Your peripatetic critic, having heard Chatham Baroque at The Music House last year, ventured once more to Greenville for a charming and unusual program presented by mezzo Jessie Wright Martin, violinist Selim Giray, and pianist John O’Brien (the latter being the proprietor of the Music House). It is safe to say that I (and most likely, you, Reader) have never had the pleasure of hearing a single work by Australian composer Margaret Sutherland (1897-1984) in concert, let alone a string of five, but Greenville can boast concerts of an erudition rarely found in much larger cultural centers. Unfortunately, neither program nor performers offered information about Sutherland. She was born in Adelaide, and moved with her family to Melbourne at age 4, where she lived for the rest of her long life. She studied piano and composition in her native Australia, and spent two years in Europe in 1923-1925. O’Brien and ensemble offered a set of Six Australian Songs (1963), the Sonatina for Violin and Piano (1957), a Nocturne for violin and piano (1944), Three Songs for Voice and Violin (1926), and “The Gentle Water Bird” (1954), for voice, violin and piano.

Six Australian Songs sets poems by Australian poet Judith Wright (1915-2000). Jessie Wright Martin is Professor of Voice and Director of Opera at Wingate University (located in Wingate, North Carolina, southeast of Charlotte). A mezzo, she has a fairly bright sound, but with a strong vibrato, so that even with clear diction it was not always easy, without the printed text, to follow the argument of the poetry. Musically, she was expressive, and her presentation dramatic. Here, and throughout the program, I was struck by the skill of John O’Brien as a supremely responsive accompanist, with an impressive mastery of the dynamics of his instrument, an amazing Steinway grand from the late 19th century, with a beauty of tone and purity of tuning that was nonpareil – it sounded as if it had just been tuned, and by someone with unmatched skill.

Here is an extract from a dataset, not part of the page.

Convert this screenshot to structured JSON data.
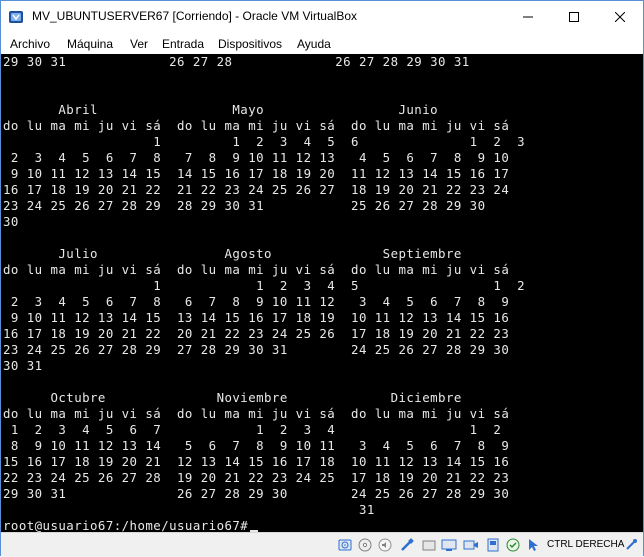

Violinist Selim Giray, Professor of Violin at the Wichita State University School of Music (and once a student in the graduate program at ECU) was featured in the next two works – a relatively brief but challenging sonatina, and a berceuse-like nocturne – and proved to have a communicative presence, but with a technique that occasionally seemed a bit off the mark in terms of intonation. This characteristic, added to Martin’s vibrato, meant that the set of songs for voice and violin (sans piano) were not always easy to follow tonally. The first half concluded with a work for all three, with a striking metaphysical text by John Shaw Neilson, about learning of the nature of God and grace from a crane. Sutherland’s musical language is masterful, striking, original, tonal, but not a bit old-fashioned, occasionally a hint of French style, but basically all her own.

The second half began with a very interesting and equally rare work, a very late set of songs (Op. 154, from 1856) by the virtuoso violinist and composer Louis Spohr (1784-1859), Romantic in style, but with an unusual violin obligato in tandem with the voice. The vocal part is basically unadorned, and straightforward, but the violin, which must have been written with Spohr’s own abilities in mind, is excruciatingly difficult and florid, particularly if one considers that it must be subordinated to the vocal part. Martin seemed entirely at home in this literature, with warmth of tone and expression, and a simply lovely ppp in the closing “Abendstille.”

After a fascinating period arrangement of Debussy for violin and piano (the “Printemps Paraphrase,” arranged from a choral original by Jacques Durand), the evening concluded with three highly emotional late Romantic works, the “Song of the Watchman” by Joaquin Nin, “Violins in the Night” by Saint-Saëns (with an overheated poem by Madame La Comtesse de Noailles), and an opera excerpt from Offenbach’s Tales of Hoffmann, in which Martin unleashed her operatic-size voice for the first time. All in all, a scintillating and stimulating musical performance.

I cannot conclude without mentioning that the evening included cool drinks on the porch, pre-concert, a wine-tasting at the interval, and coffee and sweets afterwards, all in the ambience of a beautifully-restored Victorian residence. If you live in Greenville, I hope you are a regular at these events; if you live elsewhere in the eastern part of our state, you owe it to yourself to make the trip down (or up) highway 264 to the Music House.